What is sexual dysfunction?
Doctors divide normal sexual function into 3 phases: desire (you want to have sex), arousal (your body undergoes the physical changes that allow you to have sex), and orgasm. Sexual dysfunction occurs when your health, your relationship, or your ideas about sex cause problems in any of these phases. This is true for men and women. Pain during sex can also cause sexual dysfunction, especially for women.
Sexual dysfunction in men. The most common type of sexual problem in men is erectile dysfunction, which is when your penis does not become or stay firm. Many medical conditions can cause erectile dysfunction: high blood pressure, diabetes, blood vessel diseases, surgery that affects your bladder or genitals, nerve disease or injury, hormonal problems, depression. Certain medications can also cause erectile dysfunction.
Another common sexual dysfunction in men is ejaculatory dysfunction, which occurs when a man does not release semen during orgasm.
Sexual dysfunction in women. Women with sexual dysfunction may have the low sexual desire, difficulty becoming aroused, or difficulty reaching orgasm. These disorders may be caused by many different physical or psychological problems.
Women may feel pain during sex, which is called dyspareunia. Many things can cause dyspareunia, including diseases such as endometriosis or those that affect a woman’s external genitals. Some women have a pain disorder called vaginismus, a condition in which the muscles around the vagina spasm and cause the vagina to close.
How do doctors diagnose and treat sexual dysfunction?

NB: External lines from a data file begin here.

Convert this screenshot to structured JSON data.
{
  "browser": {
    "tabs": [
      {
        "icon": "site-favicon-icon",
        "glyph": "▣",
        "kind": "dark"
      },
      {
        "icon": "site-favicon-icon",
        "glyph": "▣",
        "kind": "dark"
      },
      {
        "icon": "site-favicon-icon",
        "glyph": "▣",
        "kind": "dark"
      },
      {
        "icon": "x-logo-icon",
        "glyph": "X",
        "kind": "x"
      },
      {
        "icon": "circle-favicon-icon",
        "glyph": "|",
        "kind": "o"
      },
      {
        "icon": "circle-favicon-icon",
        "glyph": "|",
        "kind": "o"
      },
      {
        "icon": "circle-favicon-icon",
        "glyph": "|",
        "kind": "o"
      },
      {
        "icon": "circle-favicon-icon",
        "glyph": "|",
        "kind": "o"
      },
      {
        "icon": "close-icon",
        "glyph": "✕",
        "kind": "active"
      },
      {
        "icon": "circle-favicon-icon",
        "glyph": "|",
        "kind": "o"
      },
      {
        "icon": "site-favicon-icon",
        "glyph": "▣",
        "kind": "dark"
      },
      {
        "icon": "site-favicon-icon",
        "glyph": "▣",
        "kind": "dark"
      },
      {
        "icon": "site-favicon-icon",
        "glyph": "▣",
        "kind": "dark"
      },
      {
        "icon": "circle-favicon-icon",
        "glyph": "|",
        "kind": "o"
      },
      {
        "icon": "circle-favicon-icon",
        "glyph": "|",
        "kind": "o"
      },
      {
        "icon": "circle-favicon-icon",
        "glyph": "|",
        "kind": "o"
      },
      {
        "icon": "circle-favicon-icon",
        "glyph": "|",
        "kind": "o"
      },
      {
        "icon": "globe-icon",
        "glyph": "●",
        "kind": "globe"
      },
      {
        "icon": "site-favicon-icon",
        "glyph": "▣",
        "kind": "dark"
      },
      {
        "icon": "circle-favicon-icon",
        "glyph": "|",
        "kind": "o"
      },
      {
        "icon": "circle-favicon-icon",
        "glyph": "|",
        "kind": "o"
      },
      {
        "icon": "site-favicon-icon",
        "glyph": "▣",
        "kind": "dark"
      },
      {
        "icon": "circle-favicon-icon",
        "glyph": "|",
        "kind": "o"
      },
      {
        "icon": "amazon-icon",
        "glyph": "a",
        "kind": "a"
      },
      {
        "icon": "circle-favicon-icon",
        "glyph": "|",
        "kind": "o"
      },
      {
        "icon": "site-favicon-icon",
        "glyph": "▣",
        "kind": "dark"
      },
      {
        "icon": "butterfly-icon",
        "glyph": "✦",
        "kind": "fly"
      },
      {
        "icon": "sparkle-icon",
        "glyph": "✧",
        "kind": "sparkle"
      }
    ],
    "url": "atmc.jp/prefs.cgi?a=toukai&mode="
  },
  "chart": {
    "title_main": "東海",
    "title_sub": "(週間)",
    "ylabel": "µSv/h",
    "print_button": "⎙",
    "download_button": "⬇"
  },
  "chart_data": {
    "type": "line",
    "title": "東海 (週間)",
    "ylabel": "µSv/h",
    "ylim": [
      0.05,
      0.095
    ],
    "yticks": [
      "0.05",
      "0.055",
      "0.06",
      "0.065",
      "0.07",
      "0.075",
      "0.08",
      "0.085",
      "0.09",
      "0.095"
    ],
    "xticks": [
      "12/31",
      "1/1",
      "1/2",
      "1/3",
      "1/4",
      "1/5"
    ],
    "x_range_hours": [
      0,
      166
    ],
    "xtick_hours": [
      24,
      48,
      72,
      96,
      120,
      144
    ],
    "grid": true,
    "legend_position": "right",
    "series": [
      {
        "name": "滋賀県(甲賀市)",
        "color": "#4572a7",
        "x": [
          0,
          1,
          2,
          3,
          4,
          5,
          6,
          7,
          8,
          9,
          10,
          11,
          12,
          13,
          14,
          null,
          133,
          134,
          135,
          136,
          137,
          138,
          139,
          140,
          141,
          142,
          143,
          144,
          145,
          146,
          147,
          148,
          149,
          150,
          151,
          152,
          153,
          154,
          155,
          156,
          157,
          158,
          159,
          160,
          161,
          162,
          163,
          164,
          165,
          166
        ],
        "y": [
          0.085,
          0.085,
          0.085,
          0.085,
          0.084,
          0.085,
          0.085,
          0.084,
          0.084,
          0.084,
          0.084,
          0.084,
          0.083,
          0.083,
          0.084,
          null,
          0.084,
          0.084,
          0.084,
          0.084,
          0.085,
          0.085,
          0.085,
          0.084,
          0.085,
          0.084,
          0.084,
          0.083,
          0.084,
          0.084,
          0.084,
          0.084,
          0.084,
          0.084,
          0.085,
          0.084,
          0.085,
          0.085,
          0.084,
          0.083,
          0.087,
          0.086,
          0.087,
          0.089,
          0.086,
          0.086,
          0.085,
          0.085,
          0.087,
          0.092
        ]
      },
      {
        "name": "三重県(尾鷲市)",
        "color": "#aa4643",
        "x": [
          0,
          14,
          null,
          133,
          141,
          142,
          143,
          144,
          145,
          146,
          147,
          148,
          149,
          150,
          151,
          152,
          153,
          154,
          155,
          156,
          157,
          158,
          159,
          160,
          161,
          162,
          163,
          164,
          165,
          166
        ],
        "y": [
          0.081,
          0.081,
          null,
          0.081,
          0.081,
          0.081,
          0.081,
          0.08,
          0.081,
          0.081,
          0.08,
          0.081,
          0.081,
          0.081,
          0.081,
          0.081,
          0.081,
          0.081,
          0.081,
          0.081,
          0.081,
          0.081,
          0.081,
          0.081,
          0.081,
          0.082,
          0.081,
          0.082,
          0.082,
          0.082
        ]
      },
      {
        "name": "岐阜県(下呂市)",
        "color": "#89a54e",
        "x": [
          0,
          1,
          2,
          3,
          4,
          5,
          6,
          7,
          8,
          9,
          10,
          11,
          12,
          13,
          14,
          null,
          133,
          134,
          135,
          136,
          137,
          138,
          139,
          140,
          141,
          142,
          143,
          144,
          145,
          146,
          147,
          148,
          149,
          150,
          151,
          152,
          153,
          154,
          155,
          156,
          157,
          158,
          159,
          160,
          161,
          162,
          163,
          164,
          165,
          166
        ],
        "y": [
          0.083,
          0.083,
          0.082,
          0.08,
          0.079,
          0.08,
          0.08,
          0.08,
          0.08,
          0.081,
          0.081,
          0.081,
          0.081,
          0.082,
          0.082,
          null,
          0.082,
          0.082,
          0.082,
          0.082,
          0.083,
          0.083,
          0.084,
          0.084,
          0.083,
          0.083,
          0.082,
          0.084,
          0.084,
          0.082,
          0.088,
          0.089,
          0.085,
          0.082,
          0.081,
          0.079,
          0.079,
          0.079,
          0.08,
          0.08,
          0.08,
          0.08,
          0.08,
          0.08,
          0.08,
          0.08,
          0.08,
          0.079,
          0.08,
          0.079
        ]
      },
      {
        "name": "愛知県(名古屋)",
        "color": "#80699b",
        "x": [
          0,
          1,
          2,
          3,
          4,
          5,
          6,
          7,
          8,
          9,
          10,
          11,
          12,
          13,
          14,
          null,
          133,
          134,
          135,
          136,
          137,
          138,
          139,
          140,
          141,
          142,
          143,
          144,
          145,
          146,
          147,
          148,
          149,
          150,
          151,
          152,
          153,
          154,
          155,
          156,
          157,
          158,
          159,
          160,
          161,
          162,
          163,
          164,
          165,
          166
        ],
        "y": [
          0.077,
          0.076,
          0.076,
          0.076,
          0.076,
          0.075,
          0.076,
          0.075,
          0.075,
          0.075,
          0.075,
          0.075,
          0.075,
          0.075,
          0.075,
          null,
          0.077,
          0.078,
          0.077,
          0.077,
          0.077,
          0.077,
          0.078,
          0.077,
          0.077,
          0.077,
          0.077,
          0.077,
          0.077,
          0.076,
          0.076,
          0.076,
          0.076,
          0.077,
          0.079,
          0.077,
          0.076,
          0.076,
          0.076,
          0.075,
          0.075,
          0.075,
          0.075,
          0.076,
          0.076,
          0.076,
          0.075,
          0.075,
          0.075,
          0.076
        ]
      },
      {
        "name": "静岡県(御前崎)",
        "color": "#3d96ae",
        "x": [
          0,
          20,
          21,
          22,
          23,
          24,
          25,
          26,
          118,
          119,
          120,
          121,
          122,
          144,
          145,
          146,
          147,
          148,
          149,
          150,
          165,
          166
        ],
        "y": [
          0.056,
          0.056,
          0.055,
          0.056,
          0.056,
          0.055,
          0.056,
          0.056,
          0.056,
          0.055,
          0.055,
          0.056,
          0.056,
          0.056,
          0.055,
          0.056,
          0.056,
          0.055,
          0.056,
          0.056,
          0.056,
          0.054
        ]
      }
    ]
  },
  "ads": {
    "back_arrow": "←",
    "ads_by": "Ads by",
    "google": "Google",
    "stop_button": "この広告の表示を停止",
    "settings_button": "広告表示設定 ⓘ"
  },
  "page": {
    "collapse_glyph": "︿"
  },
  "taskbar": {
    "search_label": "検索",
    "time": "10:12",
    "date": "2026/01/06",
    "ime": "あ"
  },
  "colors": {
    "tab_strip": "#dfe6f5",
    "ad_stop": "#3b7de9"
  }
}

Your doctor will do a physical exam and ask you questions about your medical and sexual history. Important chemicals in your body, called hormones, affect your interest in and ability to have sex. Your doctor may measure your hormone levels, to make sure that they are not too high or too low. Your doctor will ask you what medications you are taking because some medications cause problems having sex.[/one_half][one_half last=”yes” spacing=”yes” background_color=”” background_image=”” background_repeat=”no-repeat” background_position=”left top” border_size=”0px” border_color=”” border_style=”solid” padding=”” class=”” id=””]
Once your doctor knows what is causing your sexual dysfunction, you may need treatment. Medications or surgery treat physical or medical problems. If the problem is psychological or it has to do with your relationship, your doctor may suggest that you and your partner talk to a sex therapist.
Sexual dysfunction and infertility
Sexual dysfunction may cause problems getting pregnant (infertility). But trying to get pregnant may also cause sexual dysfunction!
A cause of infertility. If you are trying to get pregnant, you have to have sex at the right time. The right time for a sexual activity is when the egg is released from the ovary (ovulation). Determining the time of ovulation by your partner’s menstrual history or by the use of a urine test that becomes positive when the hormone that triggers the egg to be released can be detected. If you cannot or do not have sex near that time, the woman is less likely to get pregnant. If you only have sex once in a while because of low sexual desire or pain during sex, you may miss that important time for pregnancy. Men who have erectile dysfunction or ejaculatory dysfunction will not be able to get their partner pregnant.
A consequence of infertility. Infertility treatments can be stressful, intrusive, and emotionally demanding. As part of your infertility treatments, you and your partner may need to have sex at certain times, even if you do not feel like it. Some of the medications that you need to take as part of your treatment may make it harder to have sex.
All of these things can be bad for a couple’s sexual relationship and may lead to sexual dysfunction. Because of the stress caused by the need for a male to “ejaculate on demand,” some men may have erectile dysfunction. Both partners may have the less sexual desire. Because these problems are related to your infertility treat-
meant, you definitely should talk to your fertility doctor about them.
For sexual dysfunction and infertility
The American Society for Reproductive Medicine & Mental Health Professional Special Interest Group: www.asrm.org For a list of locally certified sex therapists The American Association of Sex Educators, Counselors, and
For information and support groups
The American Fertility Association: www.theafa.org; 888-917-3777
RESOLVE, Inc: www.resolve.org; 888-623-0744[/one_half]